__Exercise goal__.
The answer must consist of each line below that contains the string "value".
Top of The input
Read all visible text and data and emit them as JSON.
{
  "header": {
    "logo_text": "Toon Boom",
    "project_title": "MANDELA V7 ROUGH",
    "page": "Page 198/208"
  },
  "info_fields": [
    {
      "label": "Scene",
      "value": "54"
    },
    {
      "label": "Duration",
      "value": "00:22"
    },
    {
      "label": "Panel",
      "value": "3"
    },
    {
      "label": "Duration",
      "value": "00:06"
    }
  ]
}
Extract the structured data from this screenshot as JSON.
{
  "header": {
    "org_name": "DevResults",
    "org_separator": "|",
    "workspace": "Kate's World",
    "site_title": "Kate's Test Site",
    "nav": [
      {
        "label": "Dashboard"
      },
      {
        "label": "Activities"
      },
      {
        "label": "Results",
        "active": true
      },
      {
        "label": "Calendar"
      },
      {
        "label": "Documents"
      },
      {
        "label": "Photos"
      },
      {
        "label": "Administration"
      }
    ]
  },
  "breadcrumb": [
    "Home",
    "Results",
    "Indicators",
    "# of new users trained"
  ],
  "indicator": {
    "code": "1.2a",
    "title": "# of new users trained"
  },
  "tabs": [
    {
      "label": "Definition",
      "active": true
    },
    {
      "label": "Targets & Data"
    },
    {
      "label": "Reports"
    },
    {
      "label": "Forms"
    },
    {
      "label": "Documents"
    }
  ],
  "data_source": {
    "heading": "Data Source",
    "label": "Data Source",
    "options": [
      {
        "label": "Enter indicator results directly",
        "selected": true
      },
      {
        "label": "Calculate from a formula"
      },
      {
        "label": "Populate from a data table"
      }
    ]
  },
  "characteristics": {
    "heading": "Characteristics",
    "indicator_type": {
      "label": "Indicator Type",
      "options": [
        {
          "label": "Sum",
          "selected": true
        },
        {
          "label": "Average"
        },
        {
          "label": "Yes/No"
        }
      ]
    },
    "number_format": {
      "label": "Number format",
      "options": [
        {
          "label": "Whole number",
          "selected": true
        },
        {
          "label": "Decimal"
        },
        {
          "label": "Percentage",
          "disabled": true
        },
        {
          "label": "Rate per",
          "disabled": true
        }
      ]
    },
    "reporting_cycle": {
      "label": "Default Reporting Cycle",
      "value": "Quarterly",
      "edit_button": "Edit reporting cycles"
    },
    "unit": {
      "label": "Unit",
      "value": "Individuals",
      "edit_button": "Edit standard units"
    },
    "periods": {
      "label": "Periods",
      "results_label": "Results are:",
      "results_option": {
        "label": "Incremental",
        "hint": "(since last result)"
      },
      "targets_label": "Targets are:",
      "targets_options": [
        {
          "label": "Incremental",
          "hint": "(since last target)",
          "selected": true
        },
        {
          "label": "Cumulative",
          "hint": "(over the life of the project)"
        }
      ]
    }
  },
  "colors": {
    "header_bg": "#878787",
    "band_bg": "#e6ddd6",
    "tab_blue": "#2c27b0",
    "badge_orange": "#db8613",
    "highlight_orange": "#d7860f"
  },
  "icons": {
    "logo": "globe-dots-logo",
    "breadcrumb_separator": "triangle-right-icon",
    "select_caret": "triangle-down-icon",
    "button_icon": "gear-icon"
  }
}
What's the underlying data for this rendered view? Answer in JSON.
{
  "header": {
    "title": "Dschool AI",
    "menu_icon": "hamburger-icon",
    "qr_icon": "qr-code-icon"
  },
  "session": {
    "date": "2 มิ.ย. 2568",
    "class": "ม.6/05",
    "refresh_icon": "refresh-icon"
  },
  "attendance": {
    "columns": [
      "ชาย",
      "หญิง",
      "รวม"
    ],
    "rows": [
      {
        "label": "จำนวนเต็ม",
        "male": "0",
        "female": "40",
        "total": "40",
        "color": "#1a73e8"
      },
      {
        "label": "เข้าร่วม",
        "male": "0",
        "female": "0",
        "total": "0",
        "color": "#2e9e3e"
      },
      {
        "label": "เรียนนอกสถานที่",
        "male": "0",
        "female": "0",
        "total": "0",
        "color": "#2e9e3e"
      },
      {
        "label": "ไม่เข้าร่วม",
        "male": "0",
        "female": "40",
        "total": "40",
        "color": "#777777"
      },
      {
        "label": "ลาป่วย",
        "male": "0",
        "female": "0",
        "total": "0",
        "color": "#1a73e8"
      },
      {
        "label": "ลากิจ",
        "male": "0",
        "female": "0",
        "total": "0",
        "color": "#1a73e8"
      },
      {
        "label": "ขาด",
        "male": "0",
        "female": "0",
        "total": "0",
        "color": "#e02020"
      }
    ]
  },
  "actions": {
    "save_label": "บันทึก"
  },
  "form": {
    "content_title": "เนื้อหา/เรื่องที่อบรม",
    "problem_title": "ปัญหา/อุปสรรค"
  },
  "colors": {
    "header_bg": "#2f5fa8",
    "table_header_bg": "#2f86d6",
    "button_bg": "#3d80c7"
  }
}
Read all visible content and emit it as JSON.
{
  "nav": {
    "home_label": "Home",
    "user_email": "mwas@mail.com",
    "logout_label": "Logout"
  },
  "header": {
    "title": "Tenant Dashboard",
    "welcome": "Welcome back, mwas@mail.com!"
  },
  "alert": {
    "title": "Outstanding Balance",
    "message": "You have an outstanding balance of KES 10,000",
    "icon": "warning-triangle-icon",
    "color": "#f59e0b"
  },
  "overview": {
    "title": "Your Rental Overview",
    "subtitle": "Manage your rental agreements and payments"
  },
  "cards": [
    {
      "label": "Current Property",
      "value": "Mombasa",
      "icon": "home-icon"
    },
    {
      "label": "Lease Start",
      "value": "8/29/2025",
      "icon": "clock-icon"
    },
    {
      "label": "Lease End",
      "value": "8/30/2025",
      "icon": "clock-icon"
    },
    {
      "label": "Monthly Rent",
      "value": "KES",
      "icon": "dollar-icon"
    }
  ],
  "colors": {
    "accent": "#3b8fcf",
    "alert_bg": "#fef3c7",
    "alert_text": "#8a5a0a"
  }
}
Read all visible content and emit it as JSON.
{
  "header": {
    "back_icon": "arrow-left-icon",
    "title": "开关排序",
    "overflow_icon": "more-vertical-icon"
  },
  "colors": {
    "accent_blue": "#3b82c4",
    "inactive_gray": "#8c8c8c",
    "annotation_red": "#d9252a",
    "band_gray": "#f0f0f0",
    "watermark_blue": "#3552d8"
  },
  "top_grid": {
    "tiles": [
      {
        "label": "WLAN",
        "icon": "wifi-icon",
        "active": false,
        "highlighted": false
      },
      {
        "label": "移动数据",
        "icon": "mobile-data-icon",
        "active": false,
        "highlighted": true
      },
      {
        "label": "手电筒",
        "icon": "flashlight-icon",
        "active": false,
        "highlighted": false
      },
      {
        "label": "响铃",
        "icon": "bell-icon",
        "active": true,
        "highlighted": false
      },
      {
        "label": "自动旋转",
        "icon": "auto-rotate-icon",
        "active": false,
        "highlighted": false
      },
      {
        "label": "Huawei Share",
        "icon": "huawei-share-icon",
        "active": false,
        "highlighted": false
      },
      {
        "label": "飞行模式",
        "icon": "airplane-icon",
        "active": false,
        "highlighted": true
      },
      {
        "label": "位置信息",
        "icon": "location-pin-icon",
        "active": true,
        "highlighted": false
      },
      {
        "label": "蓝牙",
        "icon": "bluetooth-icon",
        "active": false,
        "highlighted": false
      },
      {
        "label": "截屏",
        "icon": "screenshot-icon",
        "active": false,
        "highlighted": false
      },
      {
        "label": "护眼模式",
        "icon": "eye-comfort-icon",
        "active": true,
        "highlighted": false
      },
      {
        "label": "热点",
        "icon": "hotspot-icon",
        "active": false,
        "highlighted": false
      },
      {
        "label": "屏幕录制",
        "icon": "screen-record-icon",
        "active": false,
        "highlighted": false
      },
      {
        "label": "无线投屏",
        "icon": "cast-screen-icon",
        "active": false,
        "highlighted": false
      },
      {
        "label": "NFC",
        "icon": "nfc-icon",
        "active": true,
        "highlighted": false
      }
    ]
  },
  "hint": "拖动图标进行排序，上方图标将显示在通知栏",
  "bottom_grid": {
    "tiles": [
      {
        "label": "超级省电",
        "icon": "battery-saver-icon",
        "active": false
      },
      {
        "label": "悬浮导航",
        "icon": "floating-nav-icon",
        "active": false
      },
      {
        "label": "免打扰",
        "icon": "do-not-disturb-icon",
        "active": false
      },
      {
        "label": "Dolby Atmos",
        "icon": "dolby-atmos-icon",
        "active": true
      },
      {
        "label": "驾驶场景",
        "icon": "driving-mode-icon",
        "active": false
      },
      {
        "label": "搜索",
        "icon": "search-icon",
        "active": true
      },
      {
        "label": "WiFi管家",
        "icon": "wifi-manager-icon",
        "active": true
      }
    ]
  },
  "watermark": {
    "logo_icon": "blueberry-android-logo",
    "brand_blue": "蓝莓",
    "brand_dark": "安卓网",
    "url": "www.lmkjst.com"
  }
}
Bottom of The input
__Result for this exercise__.
      "value": "54"
      "value": "00:22"
      "value": "3"
      "value": "00:06"
      "value": "Quarterly",
      "value": "Individuals",
      "value": "Mombasa",
      "value": "8/29/2025",
      "value": "8/30/2025",
      "value": "KES",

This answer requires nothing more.